What else can your cell do with an extra membrane? Since membranes make such excellent containers for molecules, why not get into the shipping business? In the coming chapters (especially Chapter 9), you will see some of the ways that cells interact with each other and their environment. For diderm bacteria, many of these interactions are made possible by outer membrane vesicles (“little bladders”)–self-contained pockets budded off the membrane. The vesicles may carry cargo of antibiotics to inhibit competitors’ growth, or toxins to lyse neighboring cells, or enzymes to digest those lysed remains into nutrients that your cell can use. Alternatively, they may carry emergency kits, first aid and survival factors for other members of a community biofilm. The appearance of these vesicles can vary as much as their contents (⇩). They are usually spherical, though, of a fairly consistent size, and often come off the cell at one or a few sites, forming chains, as you can see in this Myxococcus xanthus cell.

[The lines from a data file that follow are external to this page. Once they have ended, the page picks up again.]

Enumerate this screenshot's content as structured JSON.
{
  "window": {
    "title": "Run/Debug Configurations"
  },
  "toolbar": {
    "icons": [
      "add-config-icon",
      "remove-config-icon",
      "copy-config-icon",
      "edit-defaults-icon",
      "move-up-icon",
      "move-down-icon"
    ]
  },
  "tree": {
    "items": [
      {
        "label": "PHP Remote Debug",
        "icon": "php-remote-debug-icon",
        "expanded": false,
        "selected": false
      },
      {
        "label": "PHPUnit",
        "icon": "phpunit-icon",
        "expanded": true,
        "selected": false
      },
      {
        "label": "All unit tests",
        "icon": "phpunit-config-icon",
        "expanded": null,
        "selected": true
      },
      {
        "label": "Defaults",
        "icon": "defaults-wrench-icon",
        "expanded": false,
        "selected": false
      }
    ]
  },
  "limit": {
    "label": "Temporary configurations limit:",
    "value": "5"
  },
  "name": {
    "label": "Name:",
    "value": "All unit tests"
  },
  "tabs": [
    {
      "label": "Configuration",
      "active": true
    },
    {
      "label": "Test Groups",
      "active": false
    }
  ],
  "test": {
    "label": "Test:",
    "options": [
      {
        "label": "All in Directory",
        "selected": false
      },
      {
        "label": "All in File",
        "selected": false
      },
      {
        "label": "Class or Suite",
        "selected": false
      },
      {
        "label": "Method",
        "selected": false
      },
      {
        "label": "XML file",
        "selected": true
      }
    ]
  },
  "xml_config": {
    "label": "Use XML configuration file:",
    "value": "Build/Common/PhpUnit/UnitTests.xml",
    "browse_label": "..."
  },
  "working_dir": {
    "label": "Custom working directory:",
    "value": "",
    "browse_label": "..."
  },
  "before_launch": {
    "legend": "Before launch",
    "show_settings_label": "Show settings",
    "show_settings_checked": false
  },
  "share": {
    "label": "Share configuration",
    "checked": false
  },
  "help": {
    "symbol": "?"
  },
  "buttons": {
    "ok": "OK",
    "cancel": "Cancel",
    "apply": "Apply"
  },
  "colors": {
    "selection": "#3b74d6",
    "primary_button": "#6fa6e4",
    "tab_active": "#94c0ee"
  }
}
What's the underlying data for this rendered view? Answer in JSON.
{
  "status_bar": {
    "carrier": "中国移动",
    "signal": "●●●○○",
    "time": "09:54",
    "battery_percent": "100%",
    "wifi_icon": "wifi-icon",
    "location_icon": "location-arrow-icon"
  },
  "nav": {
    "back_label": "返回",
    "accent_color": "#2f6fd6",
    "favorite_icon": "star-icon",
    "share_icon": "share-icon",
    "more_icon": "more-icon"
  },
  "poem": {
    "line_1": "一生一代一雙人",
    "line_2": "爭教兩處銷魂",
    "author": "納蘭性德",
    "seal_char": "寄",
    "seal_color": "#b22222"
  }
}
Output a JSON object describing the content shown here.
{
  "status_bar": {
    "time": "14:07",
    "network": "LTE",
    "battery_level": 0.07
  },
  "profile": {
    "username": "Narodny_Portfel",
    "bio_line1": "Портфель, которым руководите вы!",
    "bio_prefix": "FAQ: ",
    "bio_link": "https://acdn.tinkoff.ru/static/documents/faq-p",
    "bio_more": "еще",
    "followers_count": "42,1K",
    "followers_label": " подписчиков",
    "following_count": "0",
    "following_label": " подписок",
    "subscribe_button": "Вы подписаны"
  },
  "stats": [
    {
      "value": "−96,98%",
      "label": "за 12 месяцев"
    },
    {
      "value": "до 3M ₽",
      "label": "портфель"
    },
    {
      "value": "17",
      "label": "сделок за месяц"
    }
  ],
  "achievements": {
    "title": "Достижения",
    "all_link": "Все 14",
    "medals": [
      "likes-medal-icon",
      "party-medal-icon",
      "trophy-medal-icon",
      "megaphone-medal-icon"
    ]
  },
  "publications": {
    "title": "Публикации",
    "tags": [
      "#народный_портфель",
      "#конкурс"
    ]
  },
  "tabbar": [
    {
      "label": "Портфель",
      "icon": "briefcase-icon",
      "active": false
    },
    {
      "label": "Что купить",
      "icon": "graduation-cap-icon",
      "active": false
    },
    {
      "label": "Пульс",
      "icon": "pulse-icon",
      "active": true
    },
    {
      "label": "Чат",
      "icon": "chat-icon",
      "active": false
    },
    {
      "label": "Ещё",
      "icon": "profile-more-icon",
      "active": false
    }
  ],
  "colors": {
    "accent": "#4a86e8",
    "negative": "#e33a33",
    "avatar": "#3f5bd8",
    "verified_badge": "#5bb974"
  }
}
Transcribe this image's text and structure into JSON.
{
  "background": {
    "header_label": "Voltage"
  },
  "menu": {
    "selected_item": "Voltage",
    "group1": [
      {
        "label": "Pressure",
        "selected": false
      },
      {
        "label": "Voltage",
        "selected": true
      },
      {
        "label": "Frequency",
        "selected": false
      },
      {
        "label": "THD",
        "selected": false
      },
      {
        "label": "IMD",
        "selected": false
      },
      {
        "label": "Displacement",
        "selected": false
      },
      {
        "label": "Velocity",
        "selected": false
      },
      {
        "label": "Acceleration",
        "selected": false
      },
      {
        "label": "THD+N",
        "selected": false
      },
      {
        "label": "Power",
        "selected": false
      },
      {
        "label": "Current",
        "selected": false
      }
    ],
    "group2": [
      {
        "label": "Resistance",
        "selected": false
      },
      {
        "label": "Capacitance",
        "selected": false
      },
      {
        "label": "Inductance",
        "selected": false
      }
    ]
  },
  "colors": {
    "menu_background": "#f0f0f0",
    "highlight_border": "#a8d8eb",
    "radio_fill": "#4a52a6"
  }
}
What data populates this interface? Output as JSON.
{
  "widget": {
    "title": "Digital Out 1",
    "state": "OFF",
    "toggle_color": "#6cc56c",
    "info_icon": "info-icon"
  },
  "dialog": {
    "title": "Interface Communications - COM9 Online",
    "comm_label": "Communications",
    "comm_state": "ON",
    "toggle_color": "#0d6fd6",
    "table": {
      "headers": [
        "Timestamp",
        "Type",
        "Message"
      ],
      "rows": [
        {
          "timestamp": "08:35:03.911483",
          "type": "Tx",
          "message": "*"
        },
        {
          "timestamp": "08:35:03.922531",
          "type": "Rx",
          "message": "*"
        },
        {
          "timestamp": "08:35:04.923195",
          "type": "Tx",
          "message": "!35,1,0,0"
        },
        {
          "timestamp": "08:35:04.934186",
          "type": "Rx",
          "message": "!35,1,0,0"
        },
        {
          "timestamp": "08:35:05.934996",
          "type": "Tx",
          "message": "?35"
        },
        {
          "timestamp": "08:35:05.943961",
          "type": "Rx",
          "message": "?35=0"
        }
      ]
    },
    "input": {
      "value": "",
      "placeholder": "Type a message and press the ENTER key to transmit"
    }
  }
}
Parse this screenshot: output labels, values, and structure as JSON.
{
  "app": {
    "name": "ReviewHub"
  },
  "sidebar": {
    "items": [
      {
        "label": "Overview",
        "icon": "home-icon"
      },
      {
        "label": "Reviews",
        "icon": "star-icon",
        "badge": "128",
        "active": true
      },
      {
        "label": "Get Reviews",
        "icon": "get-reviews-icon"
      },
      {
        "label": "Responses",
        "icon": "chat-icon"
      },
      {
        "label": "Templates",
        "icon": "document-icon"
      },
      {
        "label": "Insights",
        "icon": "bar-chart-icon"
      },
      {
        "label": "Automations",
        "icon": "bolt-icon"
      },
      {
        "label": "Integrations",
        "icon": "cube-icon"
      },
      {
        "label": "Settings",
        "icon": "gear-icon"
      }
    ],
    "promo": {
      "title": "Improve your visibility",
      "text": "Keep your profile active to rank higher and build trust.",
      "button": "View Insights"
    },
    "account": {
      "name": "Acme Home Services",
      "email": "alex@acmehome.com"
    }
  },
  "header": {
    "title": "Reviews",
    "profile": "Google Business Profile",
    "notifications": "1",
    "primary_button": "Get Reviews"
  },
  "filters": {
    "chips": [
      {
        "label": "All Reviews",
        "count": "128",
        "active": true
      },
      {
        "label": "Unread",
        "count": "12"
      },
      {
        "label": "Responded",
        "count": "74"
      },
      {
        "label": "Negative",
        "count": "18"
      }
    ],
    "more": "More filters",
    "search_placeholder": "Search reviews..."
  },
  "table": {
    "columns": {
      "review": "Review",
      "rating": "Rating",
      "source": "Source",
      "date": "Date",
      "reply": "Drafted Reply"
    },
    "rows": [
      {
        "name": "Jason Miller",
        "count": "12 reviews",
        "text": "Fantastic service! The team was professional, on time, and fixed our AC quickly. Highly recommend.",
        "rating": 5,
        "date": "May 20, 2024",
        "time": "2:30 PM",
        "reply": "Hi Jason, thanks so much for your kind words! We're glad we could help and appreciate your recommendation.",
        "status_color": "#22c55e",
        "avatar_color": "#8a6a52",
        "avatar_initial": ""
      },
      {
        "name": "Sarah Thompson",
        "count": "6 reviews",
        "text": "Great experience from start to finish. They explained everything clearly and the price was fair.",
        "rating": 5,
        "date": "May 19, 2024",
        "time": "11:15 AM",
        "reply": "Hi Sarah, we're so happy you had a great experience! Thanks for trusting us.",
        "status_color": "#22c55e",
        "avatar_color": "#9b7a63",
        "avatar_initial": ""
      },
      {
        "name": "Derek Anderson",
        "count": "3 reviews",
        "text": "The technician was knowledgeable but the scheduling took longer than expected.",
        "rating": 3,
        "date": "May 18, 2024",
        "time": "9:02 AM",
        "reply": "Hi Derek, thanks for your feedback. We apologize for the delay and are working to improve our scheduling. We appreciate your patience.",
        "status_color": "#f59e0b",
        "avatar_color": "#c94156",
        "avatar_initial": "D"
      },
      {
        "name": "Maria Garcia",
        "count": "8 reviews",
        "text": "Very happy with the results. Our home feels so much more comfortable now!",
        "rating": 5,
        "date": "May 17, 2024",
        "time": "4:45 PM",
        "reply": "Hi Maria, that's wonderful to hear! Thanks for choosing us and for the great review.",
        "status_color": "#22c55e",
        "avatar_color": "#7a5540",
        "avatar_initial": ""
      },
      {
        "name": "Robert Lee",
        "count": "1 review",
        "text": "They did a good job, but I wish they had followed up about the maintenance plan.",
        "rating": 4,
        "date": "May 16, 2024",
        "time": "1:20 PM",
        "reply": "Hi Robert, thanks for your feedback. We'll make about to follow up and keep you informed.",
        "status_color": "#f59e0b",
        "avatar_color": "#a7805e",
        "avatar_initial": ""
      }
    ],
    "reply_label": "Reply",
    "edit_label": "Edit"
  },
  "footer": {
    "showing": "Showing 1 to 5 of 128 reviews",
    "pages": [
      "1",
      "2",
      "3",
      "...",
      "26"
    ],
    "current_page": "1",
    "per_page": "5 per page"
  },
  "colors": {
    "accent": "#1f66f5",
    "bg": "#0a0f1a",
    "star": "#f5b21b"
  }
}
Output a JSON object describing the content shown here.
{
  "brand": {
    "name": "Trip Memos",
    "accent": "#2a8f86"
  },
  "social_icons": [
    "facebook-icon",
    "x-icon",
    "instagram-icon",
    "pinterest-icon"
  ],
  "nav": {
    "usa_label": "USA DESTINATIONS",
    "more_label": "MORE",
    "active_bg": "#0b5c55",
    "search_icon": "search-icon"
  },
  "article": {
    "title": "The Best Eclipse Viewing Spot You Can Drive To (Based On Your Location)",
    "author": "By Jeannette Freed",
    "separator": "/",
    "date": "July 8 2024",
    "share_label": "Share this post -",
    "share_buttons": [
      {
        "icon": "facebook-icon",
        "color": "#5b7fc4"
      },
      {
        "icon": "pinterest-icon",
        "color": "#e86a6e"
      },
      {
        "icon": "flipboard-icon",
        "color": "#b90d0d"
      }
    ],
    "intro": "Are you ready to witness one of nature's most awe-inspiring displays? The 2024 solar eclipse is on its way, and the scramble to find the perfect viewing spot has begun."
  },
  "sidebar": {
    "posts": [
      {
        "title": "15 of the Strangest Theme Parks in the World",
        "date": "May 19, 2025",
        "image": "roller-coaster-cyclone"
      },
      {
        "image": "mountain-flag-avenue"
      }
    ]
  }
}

Not all diderms produce outer membrane vesicles, and even for those that do, we still do not know exactly how they do it. Maybe it happens spontaneously due to the physics of lipids and proteins in a certain configuration. Or maybe there is a dedicated protein machine in the membrane, blowing bubbles. Vesicles can also bud from the cytoplasmic or (for monoderms) inner membrane into the cytoplasm or periplasm (⇩). This seems to be a less regulated process than outer membrane vesicle formation, and we see it in many species when they are stressed by low nutrients or high cell density. Cells shrink in harsh conditions (more on that in Chapter 8), so cytoplasmic or periplasmic vesicles may simply offer a place to put the extra membrane until the time comes to grow again. Just as with outer membrane vesicles, the appearance of cytoplasmic vesicles varies widely (⇩). Archaea also produce membrane vesicles, both extracellular and cytoplasmic (⇩). They have been studied less than their bacterial counterparts, but likely serve similar roles in metabolism and community interactions.